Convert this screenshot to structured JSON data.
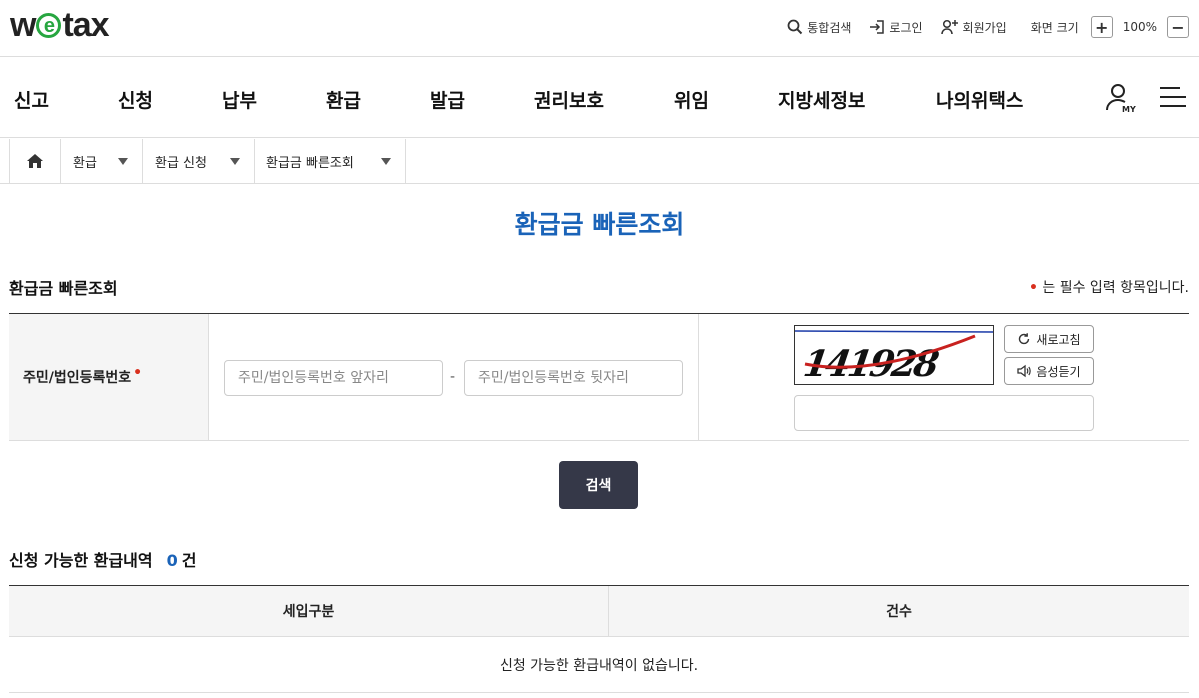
{
  "header": {
    "logo_pre": "w",
    "logo_e": "e",
    "logo_post": "tax",
    "util": {
      "search": "통합검색",
      "login": "로그인",
      "signup": "회원가입",
      "zoom_label": "화면 크기",
      "zoom_in": "+",
      "zoom_value": "100%",
      "zoom_out": "−"
    }
  },
  "gnb": {
    "items": [
      "신고",
      "신청",
      "납부",
      "환급",
      "발급",
      "권리보호",
      "위임",
      "지방세정보",
      "나의위택스"
    ],
    "my_label": "MY"
  },
  "breadcrumb": {
    "items": [
      "환급",
      "환급 신청",
      "환급금 빠른조회"
    ]
  },
  "page_title": "환급금 빠른조회",
  "form": {
    "section_title": "환급금 빠른조회",
    "required_marker": "•",
    "required_note": " 는 필수 입력 항목입니다.",
    "id_label": "주민/법인등록번호",
    "id_front_placeholder": "주민/법인등록번호 앞자리",
    "id_separator": "-",
    "id_back_placeholder": "주민/법인등록번호 뒷자리",
    "captcha_text": "141928",
    "refresh_label": "새로고침",
    "audio_label": "음성듣기",
    "captcha_input_value": "",
    "search_label": "검색"
  },
  "results": {
    "title": "신청 가능한 환급내역",
    "count": "0",
    "count_unit": "건",
    "columns": [
      "세입구분",
      "건수"
    ],
    "empty_message": "신청 가능한 환급내역이 없습니다."
  },
  "colors": {
    "accent_blue": "#1a63b8",
    "required_red": "#d9301e",
    "logo_green": "#27a640",
    "button_dark": "#353848"
  }
}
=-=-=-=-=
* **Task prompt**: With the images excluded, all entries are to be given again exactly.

* **Worked solution**:
Convert this screenshot to structured JSON data.
{
  "header": {
    "logo_pre": "w",
    "logo_e": "e",
    "logo_post": "tax",
    "util": {
      "search": "통합검색",
      "login": "로그인",
      "signup": "회원가입",
      "zoom_label": "화면 크기",
      "zoom_in": "+",
      "zoom_value": "100%",
      "zoom_out": "−"
    }
  },
  "gnb": {
    "items": [
      "신고",
      "신청",
      "납부",
      "환급",
      "발급",
      "권리보호",
      "위임",
      "지방세정보",
      "나의위택스"
    ],
    "my_label": "MY"
  },
  "breadcrumb": {
    "items": [
      "환급",
      "환급 신청",
      "환급금 빠른조회"
    ]
  },
  "page_title": "환급금 빠른조회",
  "form": {
    "section_title": "환급금 빠른조회",
    "required_marker": "•",
    "required_note": " 는 필수 입력 항목입니다.",
    "id_label": "주민/법인등록번호",
    "id_front_placeholder": "주민/법인등록번호 앞자리",
    "id_separator": "-",
    "id_back_placeholder": "주민/법인등록번호 뒷자리",
    "captcha_text": "141928",
    "refresh_label": "새로고침",
    "audio_label": "음성듣기",
    "captcha_input_value": "",
    "search_label": "검색"
  },
  "results": {
    "title": "신청 가능한 환급내역",
    "count": "0",
    "count_unit": "건",
    "columns": [
      "세입구분",
      "건수"
    ],
    "empty_message": "신청 가능한 환급내역이 없습니다."
  },
  "colors": {
    "accent_blue": "#1a63b8",
    "required_red": "#d9301e",
    "logo_green": "#27a640",
    "button_dark": "#353848"
  }
}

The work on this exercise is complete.